3 people like this
@Bee1955 (3886)
• United States
13 Feb 07
No, your first instinct is correct. Go over, introduce yourself and talk about their dog -- the possibility it might get hit by a car, how it runs into the street as you all walk by, etc. Do it in a concerned, non-threatening manner. Offer a an extra lead or leash as if they dont have one. You'll be surprized that honey gathers more flies than vinegar.
1 person likes this
@kgwat70 (13396)
• United States
12 Feb 07
I certainly can understand your concern but I think first you should try and talk to the owners to see if they will cooperate and make sure the dog is fenced in or on a leash. If you explain your concerns they may listen to you and do the right thing and make sure the dog is not roaming around unattended. If they do not cooperate then I would call animal control and let them know about the loose dog. Dog owners are supposed to have the yard fenced in or have a leash for the dog if they let it go outside unattended.
@onabreak2 (1161)
• United States
13 Feb 07
I wouldnt walk that way until you get the problem resolved. You are going to have to get the authorities involved if the neighbors dont do something about it,. First I would talk to them though and give them a chance to do what is right.
@adnanmd2 (830)
13 Feb 07
I guess you go and talk to them about it..
@blueskies (1186)
• United States
13 Feb 07
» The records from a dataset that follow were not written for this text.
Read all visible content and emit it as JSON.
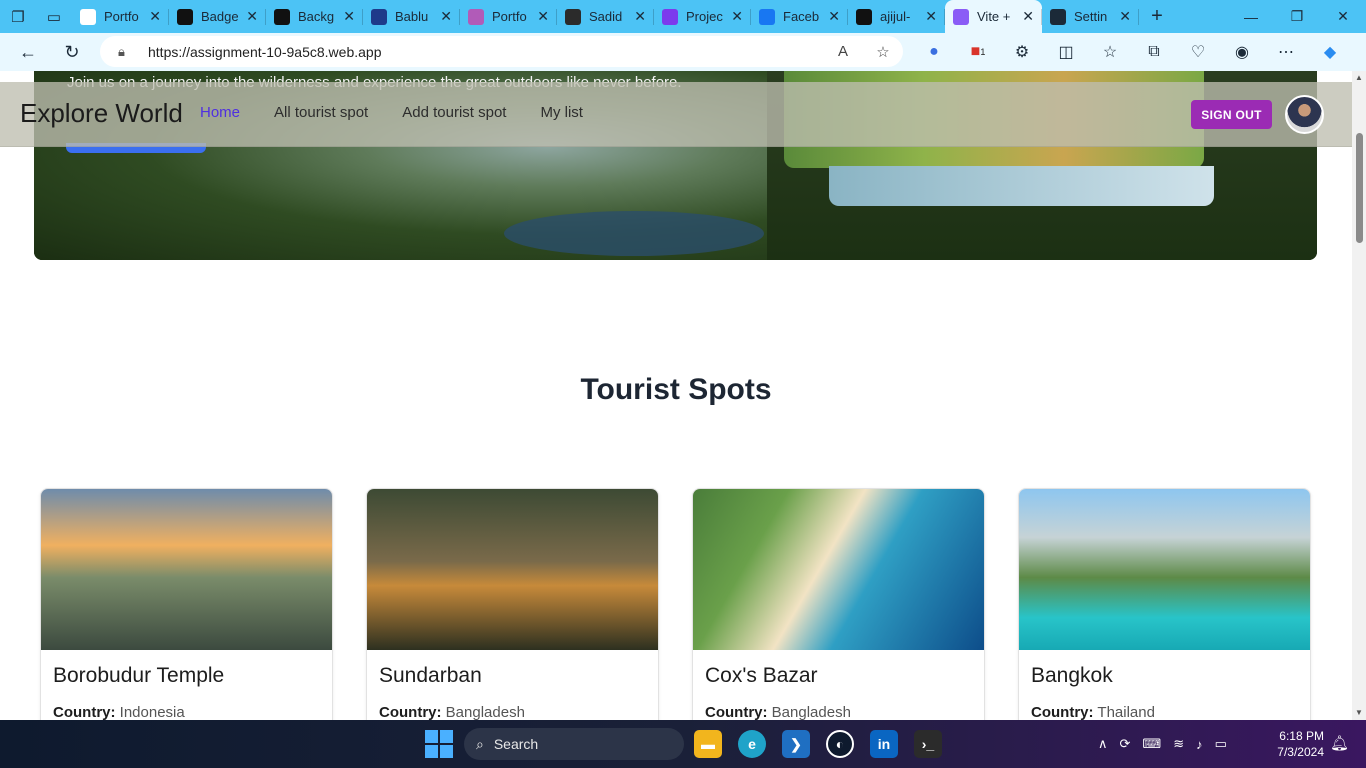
{
  "browser": {
    "tabs": [
      {
        "title": "Portfo",
        "fav": "doc-icon",
        "color": "#ffffff"
      },
      {
        "title": "Badge",
        "fav": "badge-icon",
        "color": "#111111"
      },
      {
        "title": "Backg",
        "fav": "play-icon",
        "color": "#111111"
      },
      {
        "title": "Bablu",
        "fav": "b-icon",
        "color": "#1e3a8a"
      },
      {
        "title": "Portfo",
        "fav": "portfolio-icon",
        "color": "#b15bb8"
      },
      {
        "title": "Sadid",
        "fav": "sadid-icon",
        "color": "#2b2b2b"
      },
      {
        "title": "Projec",
        "fav": "t-icon",
        "color": "#7c3aed"
      },
      {
        "title": "Faceb",
        "fav": "facebook-icon",
        "color": "#1877f2"
      },
      {
        "title": "ajijul-",
        "fav": "github-icon",
        "color": "#111111"
      },
      {
        "title": "Vite +",
        "fav": "vite-icon",
        "color": "#8a5cf6",
        "active": true
      },
      {
        "title": "Settin",
        "fav": "gear-icon",
        "color": "#1b2a38"
      }
    ],
    "url": "https://assignment-10-9a5c8.web.app",
    "extension_badge": "1"
  },
  "hero": {
    "tagline": "Join us on a journey into the wilderness and experience the great outdoors like never before."
  },
  "navbar": {
    "brand": "Explore World",
    "links": [
      "Home",
      "All tourist spot",
      "Add tourist spot",
      "My list"
    ],
    "active_link": "Home",
    "signout_label": "SIGN OUT"
  },
  "section": {
    "title": "Tourist Spots"
  },
  "cards": [
    {
      "name": "Borobudur Temple",
      "country_label": "Country:",
      "country": "Indonesia"
    },
    {
      "name": "Sundarban",
      "country_label": "Country:",
      "country": "Bangladesh"
    },
    {
      "name": "Cox's Bazar",
      "country_label": "Country:",
      "country": "Bangladesh"
    },
    {
      "name": "Bangkok",
      "country_label": "Country:",
      "country": "Thailand"
    }
  ],
  "taskbar": {
    "search_label": "Search",
    "time": "6:18 PM",
    "date": "7/3/2024"
  }
}
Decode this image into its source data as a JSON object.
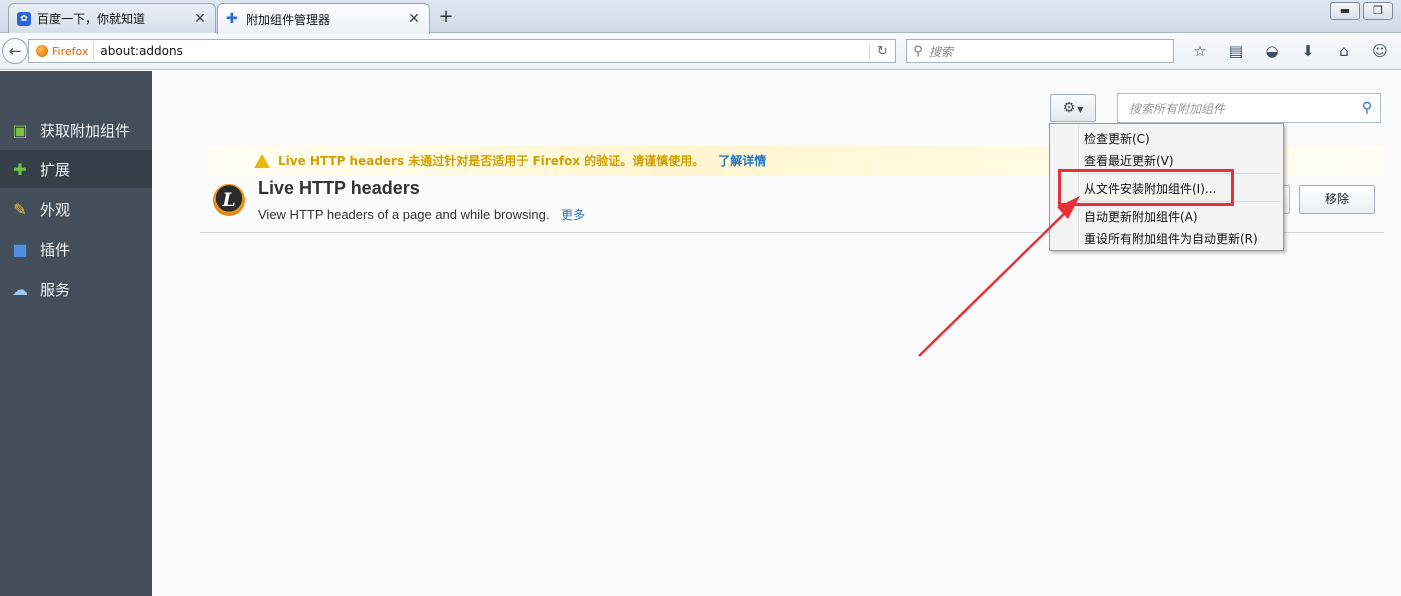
{
  "tabs": [
    {
      "label": "百度一下，你就知道",
      "icon": "baidu-paw-icon",
      "active": false
    },
    {
      "label": "附加组件管理器",
      "icon": "puzzle-icon",
      "active": true
    }
  ],
  "navbar": {
    "identity_label": "Firefox",
    "url": "about:addons",
    "search_placeholder": "搜索"
  },
  "sidebar": {
    "items": [
      {
        "label": "获取附加组件",
        "icon": "get-addons-icon",
        "selected": false
      },
      {
        "label": "扩展",
        "icon": "puzzle-icon",
        "selected": true
      },
      {
        "label": "外观",
        "icon": "palette-icon",
        "selected": false
      },
      {
        "label": "插件",
        "icon": "plugin-block-icon",
        "selected": false
      },
      {
        "label": "服务",
        "icon": "speech-bubble-icon",
        "selected": false
      }
    ]
  },
  "main": {
    "addon_search_placeholder": "搜索所有附加组件",
    "warning": {
      "text": "Live HTTP headers 未通过针对是否适用于 Firefox 的验证。请谨慎使用。",
      "link": "了解详情"
    },
    "addon": {
      "name": "Live HTTP headers",
      "description": "View HTTP headers of a page and while browsing.",
      "more_link": "更多",
      "icon_letter": "L",
      "remove_label": "移除"
    }
  },
  "tools_menu": {
    "items": [
      "检查更新(C)",
      "查看最近更新(V)",
      "从文件安装附加组件(I)...",
      "自动更新附加组件(A)",
      "重设所有附加组件为自动更新(R)"
    ],
    "highlighted_index": 2
  },
  "colors": {
    "sidebar_bg": "#424f5a",
    "sidebar_selected": "#343f48",
    "annotation_red": "#e8303a",
    "link_blue": "#2476c7",
    "warning_yellow": "#d19f00"
  }
}
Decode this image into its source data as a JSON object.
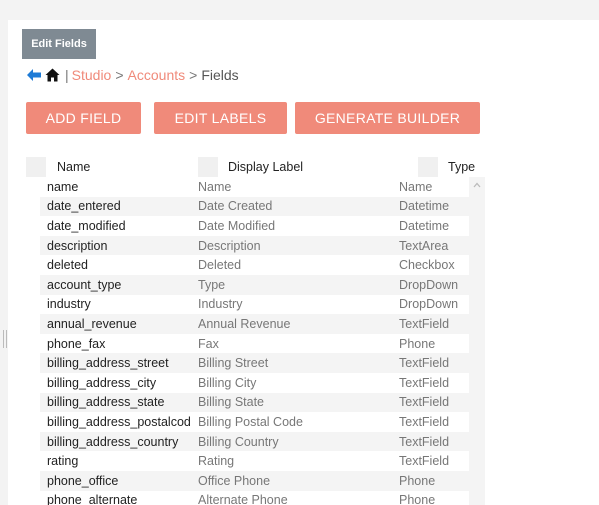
{
  "tab": {
    "label": "Edit Fields"
  },
  "breadcrumb": {
    "back_icon": "back-arrow-icon",
    "home_icon": "home-icon",
    "separator_bar": "|",
    "studio": "Studio",
    "sep1": ">",
    "accounts": "Accounts",
    "sep2": ">",
    "current": "Fields"
  },
  "toolbar": {
    "add_field": "ADD FIELD",
    "edit_labels": "EDIT LABELS",
    "generate_builder": "GENERATE BUILDER"
  },
  "table": {
    "columns": {
      "name": "Name",
      "display_label": "Display Label",
      "type": "Type"
    },
    "rows": [
      {
        "name": "name",
        "label": "Name",
        "type": "Name"
      },
      {
        "name": "date_entered",
        "label": "Date Created",
        "type": "Datetime"
      },
      {
        "name": "date_modified",
        "label": "Date Modified",
        "type": "Datetime"
      },
      {
        "name": "description",
        "label": "Description",
        "type": "TextArea"
      },
      {
        "name": "deleted",
        "label": "Deleted",
        "type": "Checkbox"
      },
      {
        "name": "account_type",
        "label": "Type",
        "type": "DropDown"
      },
      {
        "name": "industry",
        "label": "Industry",
        "type": "DropDown"
      },
      {
        "name": "annual_revenue",
        "label": "Annual Revenue",
        "type": "TextField"
      },
      {
        "name": "phone_fax",
        "label": "Fax",
        "type": "Phone"
      },
      {
        "name": "billing_address_street",
        "label": "Billing Street",
        "type": "TextField"
      },
      {
        "name": "billing_address_city",
        "label": "Billing City",
        "type": "TextField"
      },
      {
        "name": "billing_address_state",
        "label": "Billing State",
        "type": "TextField"
      },
      {
        "name": "billing_address_postalcode",
        "label": "Billing Postal Code",
        "type": "TextField"
      },
      {
        "name": "billing_address_country",
        "label": "Billing Country",
        "type": "TextField"
      },
      {
        "name": "rating",
        "label": "Rating",
        "type": "TextField"
      },
      {
        "name": "phone_office",
        "label": "Office Phone",
        "type": "Phone"
      },
      {
        "name": "phone_alternate",
        "label": "Alternate Phone",
        "type": "Phone"
      }
    ]
  },
  "colors": {
    "accent": "#f08a7a",
    "tab_bg": "#7f8a93",
    "back_icon": "#1e7bd6"
  }
}
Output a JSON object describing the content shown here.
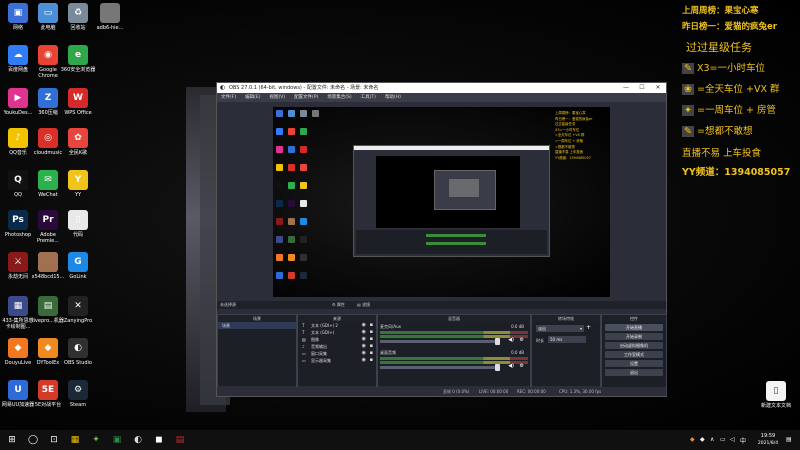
{
  "desktop": {
    "icons": [
      {
        "label": "网络",
        "glyph": "▣",
        "color": "#3a6fd8",
        "col": 0,
        "row": 0
      },
      {
        "label": "此电脑",
        "glyph": "▭",
        "color": "#4d8fd6",
        "col": 1,
        "row": 0
      },
      {
        "label": "回收站",
        "glyph": "♻",
        "color": "#7b8a99",
        "col": 2,
        "row": 0
      },
      {
        "label": "adb6-hie...",
        "glyph": "",
        "color": "#777777",
        "col": 3,
        "row": 0
      },
      {
        "label": "百度网盘",
        "glyph": "☁",
        "color": "#2f7cf6",
        "col": 0,
        "row": 1
      },
      {
        "label": "Google Chrome",
        "glyph": "◉",
        "color": "#e94335",
        "col": 1,
        "row": 1
      },
      {
        "label": "360安全浏览器",
        "glyph": "e",
        "color": "#2ea84a",
        "col": 2,
        "row": 1
      },
      {
        "label": "YoukuDes...",
        "glyph": "▶",
        "color": "#e0338f",
        "col": 0,
        "row": 2
      },
      {
        "label": "360压缩",
        "glyph": "Z",
        "color": "#2f6fd6",
        "col": 1,
        "row": 2
      },
      {
        "label": "WPS Office",
        "glyph": "W",
        "color": "#d42a2a",
        "col": 2,
        "row": 2
      },
      {
        "label": "QQ音乐",
        "glyph": "♪",
        "color": "#f2c300",
        "col": 0,
        "row": 3
      },
      {
        "label": "cloudmusic",
        "glyph": "◎",
        "color": "#d9302a",
        "col": 1,
        "row": 3
      },
      {
        "label": "全民K歌",
        "glyph": "✿",
        "color": "#e8453c",
        "col": 2,
        "row": 3
      },
      {
        "label": "QQ",
        "glyph": "Q",
        "color": "#111111",
        "col": 0,
        "row": 4
      },
      {
        "label": "WeChat",
        "glyph": "✉",
        "color": "#2bb24c",
        "col": 1,
        "row": 4
      },
      {
        "label": "YY",
        "glyph": "Y",
        "color": "#f0c419",
        "col": 2,
        "row": 4
      },
      {
        "label": "Photoshop",
        "glyph": "Ps",
        "color": "#0a2a4a",
        "col": 0,
        "row": 5
      },
      {
        "label": "Adobe Premie...",
        "glyph": "Pr",
        "color": "#2a0a3a",
        "col": 1,
        "row": 5
      },
      {
        "label": "代码",
        "glyph": "▯",
        "color": "#e8e8e8",
        "col": 2,
        "row": 5
      },
      {
        "label": "永劫无间",
        "glyph": "⚔",
        "color": "#8a1a1a",
        "col": 0,
        "row": 6
      },
      {
        "label": "x548bcd15...",
        "glyph": "",
        "color": "#a07050",
        "col": 1,
        "row": 6
      },
      {
        "label": "GoLink",
        "glyph": "G",
        "color": "#1e88e5",
        "col": 2,
        "row": 6
      },
      {
        "label": "433-集所思想卡绘制图...",
        "glyph": "▦",
        "color": "#3a4a8a",
        "col": 0,
        "row": 7
      },
      {
        "label": "livepro...机器",
        "glyph": "▤",
        "color": "#3a6a3a",
        "col": 1,
        "row": 7
      },
      {
        "label": "ZanyingPro",
        "glyph": "✕",
        "color": "#222222",
        "col": 2,
        "row": 7
      },
      {
        "label": "DouyuLive",
        "glyph": "◆",
        "color": "#f07820",
        "col": 0,
        "row": 8
      },
      {
        "label": "DYToolEx",
        "glyph": "◆",
        "color": "#f08a20",
        "col": 1,
        "row": 8
      },
      {
        "label": "OBS Studio",
        "glyph": "◐",
        "color": "#303030",
        "col": 2,
        "row": 8
      },
      {
        "label": "网易UU加速器",
        "glyph": "U",
        "color": "#2e6ad8",
        "col": 0,
        "row": 9
      },
      {
        "label": "5E对战平台",
        "glyph": "5E",
        "color": "#d43a2a",
        "col": 1,
        "row": 9
      },
      {
        "label": "Steam",
        "glyph": "⚙",
        "color": "#1b2838",
        "col": 2,
        "row": 9
      }
    ],
    "right_icon": {
      "label": "新建文本文档",
      "glyph": "▯"
    }
  },
  "overlay": {
    "line1": "上周周榜：果宝心寒",
    "line2": "昨日榜一：爱猫的疯兔er",
    "title": "过过星级任务",
    "tasks": [
      {
        "icon": "✎",
        "text": "X3=一小时车位",
        "color": "#f1c21b"
      },
      {
        "icon": "❀",
        "text": "=全天车位 +VX 群",
        "color": "#f1c21b"
      },
      {
        "icon": "✦",
        "text": "=一周车位 + 房管",
        "color": "#f1c21b"
      },
      {
        "icon": "✎",
        "text": "=想都不敢想",
        "color": "#f1c21b"
      }
    ],
    "slogan": "直播不易 上车投食",
    "channel": "YY频道：1394085057"
  },
  "obs": {
    "title": "OBS 27.0.1 (64-bit, windows) - 配置文件: 未命名 - 场景: 未命名",
    "menu": [
      "文件(F)",
      "编辑(E)",
      "视图(V)",
      "配置文件(P)",
      "场景集合(S)",
      "工具(T)",
      "帮助(H)"
    ],
    "scene_bar": "未选择源",
    "scene_bar_buttons": [
      "⚙ 属性",
      "▤ 滤镜"
    ],
    "docks": {
      "scenes": {
        "title": "场景",
        "items": [
          "场景"
        ]
      },
      "sources": {
        "title": "来源",
        "items": [
          {
            "icon": "T",
            "name": "文本 (GDI+) 2"
          },
          {
            "icon": "T",
            "name": "文本 (GDI+)"
          },
          {
            "icon": "▨",
            "name": "图像"
          },
          {
            "icon": "♪",
            "name": "音频输出"
          },
          {
            "icon": "▭",
            "name": "窗口采集"
          },
          {
            "icon": "▭",
            "name": "显示器采集"
          }
        ]
      },
      "mixer": {
        "title": "混音器",
        "tracks": [
          {
            "name": "麦克风/Aux",
            "db": "0.0 dB"
          },
          {
            "name": "桌面音频",
            "db": "0.0 dB"
          }
        ]
      },
      "transitions": {
        "title": "转场特效",
        "fade": "淡出",
        "duration_label": "时长",
        "duration": "50 ms"
      },
      "controls": {
        "title": "控件",
        "buttons": [
          "开始直播",
          "开始录制",
          "启动虚拟摄像机",
          "工作室模式",
          "设置",
          "退出"
        ]
      }
    },
    "status": {
      "dropped": "丢帧 0 (0.0%)",
      "live": "LIVE: 00:00:00",
      "rec": "REC: 00:00:00",
      "cpu": "CPU: 1.3%, 30.00 fps"
    }
  },
  "taskbar": {
    "icons": [
      "⊞",
      "◯",
      "⊡",
      "▦",
      "✦",
      "▣",
      "◐",
      "◼",
      "▤"
    ],
    "time": "19:59",
    "date": "2021/8/4",
    "lang": "中"
  }
}
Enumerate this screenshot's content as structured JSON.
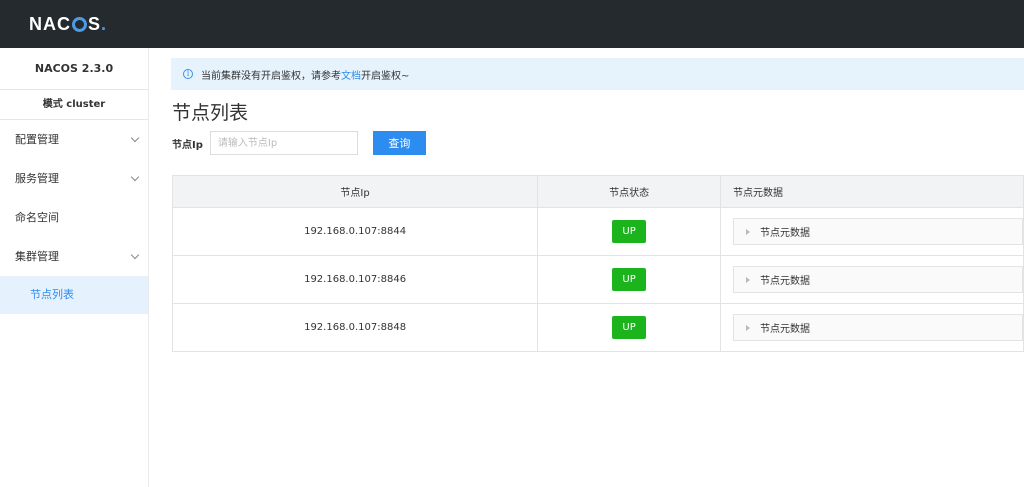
{
  "header": {
    "logo_prefix": "NAC",
    "logo_suffix": "S",
    "logo_dot": "."
  },
  "sidebar": {
    "version": "NACOS 2.3.0",
    "mode": "模式 cluster",
    "items": [
      {
        "label": "配置管理",
        "icon": "chevron-down-icon"
      },
      {
        "label": "服务管理",
        "icon": "chevron-down-icon"
      },
      {
        "label": "命名空间"
      },
      {
        "label": "集群管理",
        "icon": "chevron-down-icon"
      }
    ],
    "sub_item": "节点列表"
  },
  "notice": {
    "icon": "info-icon",
    "text_before": "当前集群没有开启鉴权，请参考",
    "link": "文档",
    "text_after": "开启鉴权~",
    "color": "#e6f3fd"
  },
  "page": {
    "title": "节点列表",
    "filter_label": "节点Ip",
    "filter_placeholder": "请输入节点Ip",
    "query_button": "查询"
  },
  "table": {
    "headers": [
      "节点Ip",
      "节点状态",
      "节点元数据"
    ],
    "rows": [
      {
        "ip": "192.168.0.107:8844",
        "state": "UP",
        "meta": "节点元数据"
      },
      {
        "ip": "192.168.0.107:8846",
        "state": "UP",
        "meta": "节点元数据"
      },
      {
        "ip": "192.168.0.107:8848",
        "state": "UP",
        "meta": "节点元数据"
      }
    ]
  },
  "colors": {
    "topbar": "#252a2f",
    "accent": "#2d8cf0",
    "status_up": "#1cb41c"
  }
}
We have two shelties (sounds like the breed you have encountered is a sheltie). They can be very protective of their owner's property. What he is doing is chasing your dog off of his property. He charges, you walk off, he's won. He gets a reward each time he does this. You need either approach his owners about his behavior or call animal control. If it were me, I would call animal control. They will fine the owner. That is usually enough motivation for them to keep the dog in the house or on a chain the future. You can usually make an anonymous call, so they won't know it was you that turned them in. If you confront the owner and they refuse to cooperate, you are then left with the choice of continuing to encounter this aggressive dog on your walks or calling animal control--but at that point, they will know it was you that called. Good luck, I hope you're able to get this sorted out soon.